Earlier this month, I had the privilege of seeing Grammy-Award winner St. Vincent perform in Rochester. After the opening act an seconds before the performers took to the stage, an automated voice requested that we refrain from digitally recording our experience so we could thoroughly enjoy it. This is presumably related to their hit song, Digital Witness, (listen below!) which was ranked 24th in Pitchfork’s top 100 songs of 2014. The catchy tune conveys a darker, relevant message about technology’s way of taking over our lives and turning us into iPhone zombies, as you can see in the video below.
The idea of technology taking over our lives is prevalent in pop culture other than music, presented more humorously in Portlandia. This clip shows how greatly invested in technology we are as a collective society, that if we were to separate from it, we’d almost cease to exist. Portlandia is a funny show, but here it got #real. Another recent presentation of technology taking over our natural lives is the 2013 movie Her, where a man falls in love with his operating system. It has clear parallels to Kurt Vonnegut’s older short story EPICAC (summary), yet it is still relevant enough to be made into a movie today. In this media, technology is shown as a substitute for actual human relationships, which social media facilitates today.

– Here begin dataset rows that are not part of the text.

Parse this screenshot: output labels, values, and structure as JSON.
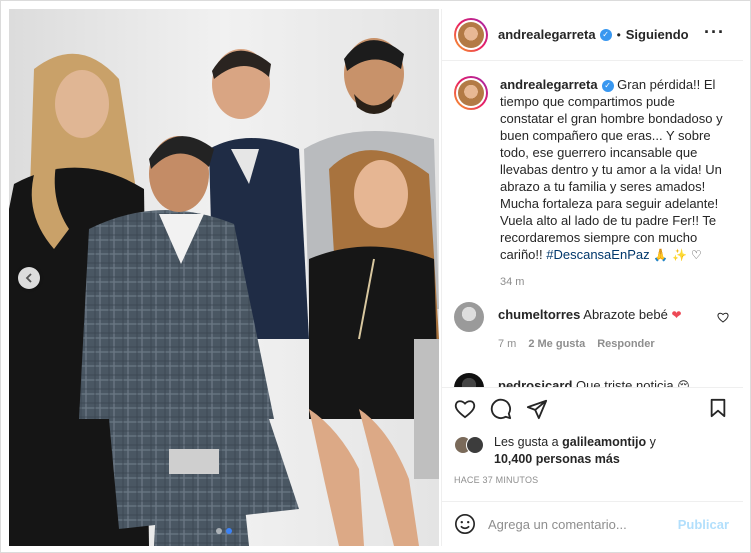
{
  "post": {
    "username": "andrealegarreta",
    "follow_status": "Siguiendo",
    "more_icon": "more-horizontal-icon",
    "carousel": {
      "current": 2,
      "total": 2
    }
  },
  "caption": {
    "username": "andrealegarreta",
    "text": " Gran pérdida!! El tiempo que compartimos pude constatar el gran hombre bondadoso y buen compañero que eras... Y sobre todo, ese guerrero incansable que llevabas dentro y tu amor a la vida! Un abrazo a tu familia y seres amados! Mucha fortaleza para seguir adelante! Vuela alto al lado de tu padre Fer!! Te recordaremos siempre con mucho cariño!! ",
    "hashtag": "#DescansaEnPaz",
    "emojis": " 🙏 ✨ ♡",
    "time": "34 m"
  },
  "comments": [
    {
      "username": "chumeltorres",
      "text": " Abrazote bebé ",
      "emoji": "❤",
      "time": "7 m",
      "likes": "2 Me gusta",
      "reply": "Responder"
    },
    {
      "username": "pedrosicard",
      "text": " Que triste noticia ",
      "emoji": "😔"
    }
  ],
  "likes": {
    "prefix": "Les gusta a ",
    "user": "galileamontijo",
    "suffix": " y",
    "count": "10,400 personas más"
  },
  "timestamp": "HACE 37 MINUTOS",
  "add_comment": {
    "placeholder": "Agrega un comentario...",
    "publish": "Publicar"
  },
  "colors": {
    "verified": "#3897f0",
    "hashtag": "#00376b",
    "publish_disabled": "#b2dffc",
    "heart_red": "#ed4956"
  }
}
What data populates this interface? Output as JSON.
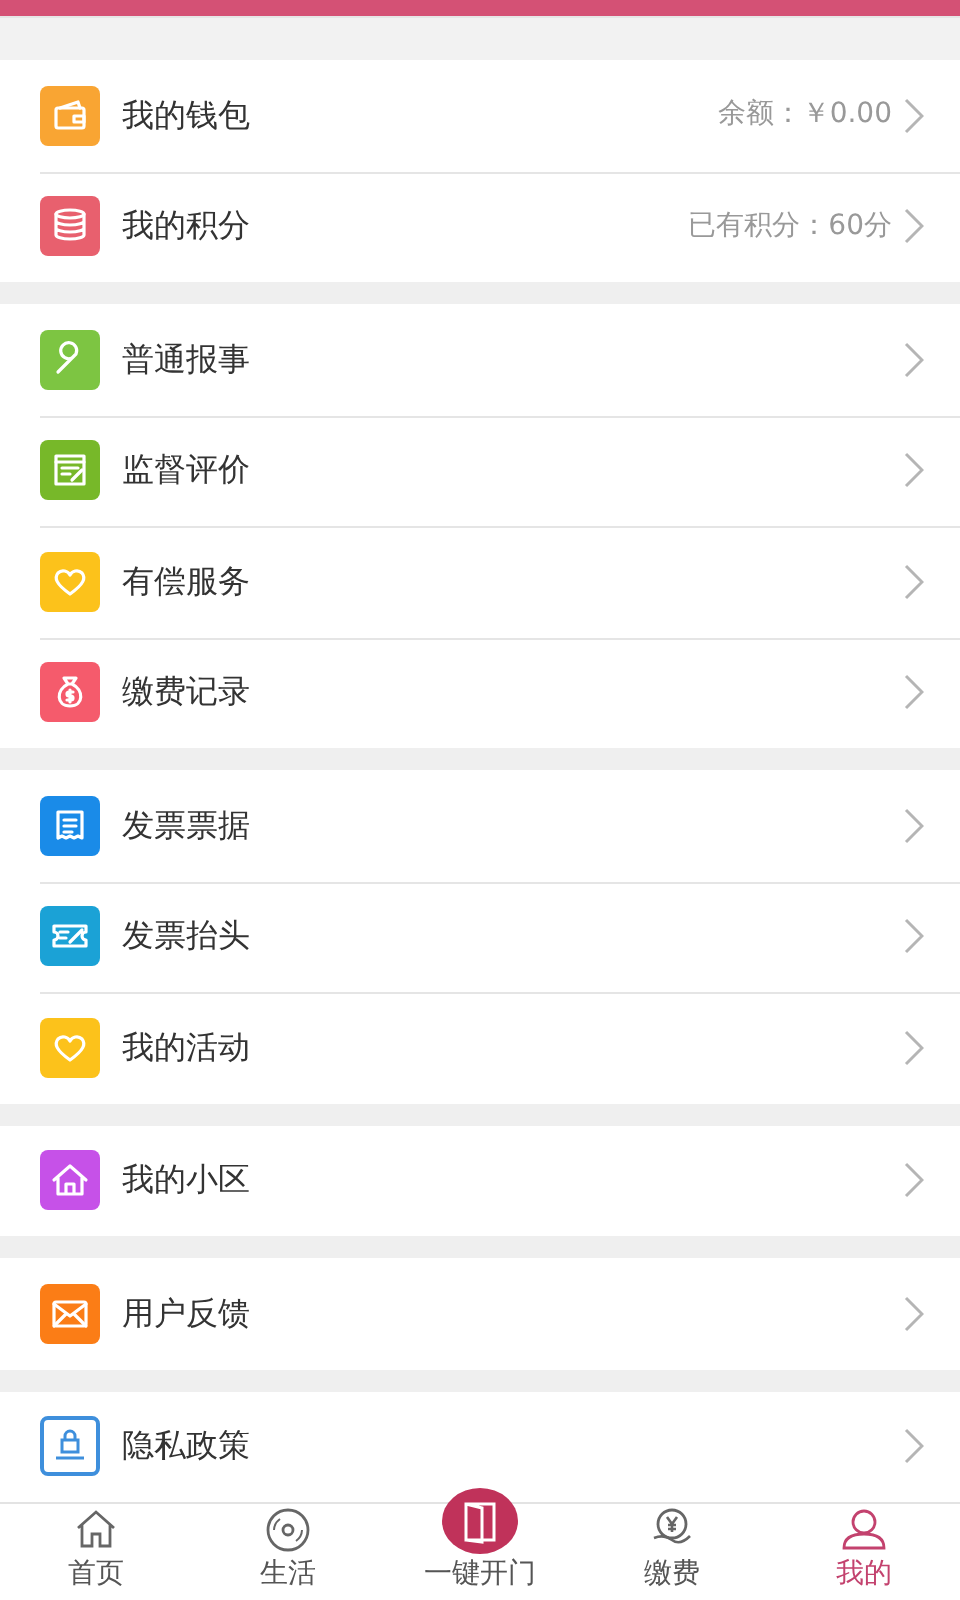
{
  "groups": [
    {
      "items": [
        {
          "label": "我的钱包",
          "value": "余额：￥0.00",
          "color": "#f9a533"
        },
        {
          "label": "我的积分",
          "value": "已有积分：60分",
          "color": "#e8606e"
        }
      ]
    },
    {
      "items": [
        {
          "label": "普通报事",
          "color": "#7dc542"
        },
        {
          "label": "监督评价",
          "color": "#77b829"
        },
        {
          "label": "有偿服务",
          "color": "#fcc21b"
        },
        {
          "label": "缴费记录",
          "color": "#f55b6c"
        }
      ]
    },
    {
      "items": [
        {
          "label": "发票票据",
          "color": "#1a8be8"
        },
        {
          "label": "发票抬头",
          "color": "#1ba2d6"
        },
        {
          "label": "我的活动",
          "color": "#fcc21b"
        }
      ]
    },
    {
      "items": [
        {
          "label": "我的小区",
          "color": "#c651e8"
        }
      ]
    },
    {
      "items": [
        {
          "label": "用户反馈",
          "color": "#fb7d16"
        }
      ]
    },
    {
      "items": [
        {
          "label": "隐私政策",
          "color": "#3e8fdc",
          "kind": "outline"
        }
      ]
    }
  ],
  "tab_bar": [
    {
      "label": "首页",
      "selected": false,
      "kind": "tab"
    },
    {
      "label": "生活",
      "selected": false,
      "kind": "tab"
    },
    {
      "label": "一键开门",
      "selected": false,
      "kind": "center"
    },
    {
      "label": "缴费",
      "selected": false,
      "kind": "tab"
    },
    {
      "label": "我的",
      "selected": true,
      "kind": "tab"
    }
  ]
}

Over spring break, my brother introduced me to a British television series entitled “Black Mirror.” He called it the British Twilight Zone. Sounds pretty cool! Google provides a concise and spooky summary: “Suspenseful satire with a techno-paranoia bent, the ‘Black Mirror’ is all about personal technology.” Even cooler! I watched the 6-episode series in a day. The irony of being hooked to my laptop watching a series about our future damnation due to technology was almost unbearable, but log onto Netflix and I bet you’ll do the same. I found these futuristic societies simultaneously familiar and foreign. Each episode, in some way or another, revolved around a screen. The abilities of technology exceeded our own, but the interaction of people with their devices was no different than the typical individual with an iPhone.
The three episodes that in particular haunted me the most were S1E1, “The National Anthem,” S2E1, “Be Right Back,” and S2E2, “White Bear.” “The National Anthem” explores the idea of cyber terrorism in what appears to be a modern day UK. If you asked me to define cyber terrorism prior to watching, I would’ve guessed hackers or a virus. Something regarding information or money, maybe. This episode explores humiliation and a life-or-death kidnapping situation as a method of promoting cyber terrorism. Technology is a weapon in the digital age and we need to be aware of the danger that lies in the internet’s anonymity. “Be Right Back” seems more futuristic than the previous episode. The young couple featured regularly use social media, as many people do today. The information they shared via social networks is able to help recreate the husband after his death by reading through old messages, learning how he types, and automating a response. To me, the eeriest aspect of this episode was not the life-like robot, but that programs like this seem feasible in the future. Sending automated messages is already possible, tailoring content from existing users doesn’t seem to be too much of a stretch in the near future. What I find to be to most intense episode, “White Bear” shows how technology inhibits us from being helpful, and actively illustrates technology users as useless, mindless zombies. I don’t want to spoil any of the episodes, but if you choose to watch them, you’ll see! I find social media and technology today helpful, but often see instances where it can become a crutch for actual interactions or weaken our abilities. Would cyberbullying, isolation, increased aggression/violence or decreased sense of boundaries/social skills could make a compelling episode of Black Mirror? Yes, probably. And they’re all effects technology has on us today.
We can laugh about this, sing about it, cringe at it or even turn it into a twisted romance. From all angles, it’s clear that technology is taking a bit of us from ourselves. Technology is supposed to simplify our lives, not control them. And while it’s easy to blame this problem on technology, why do we keep using it? Maybe the problem is with us. Are we an addicted generation that will spiral into an uncertain future?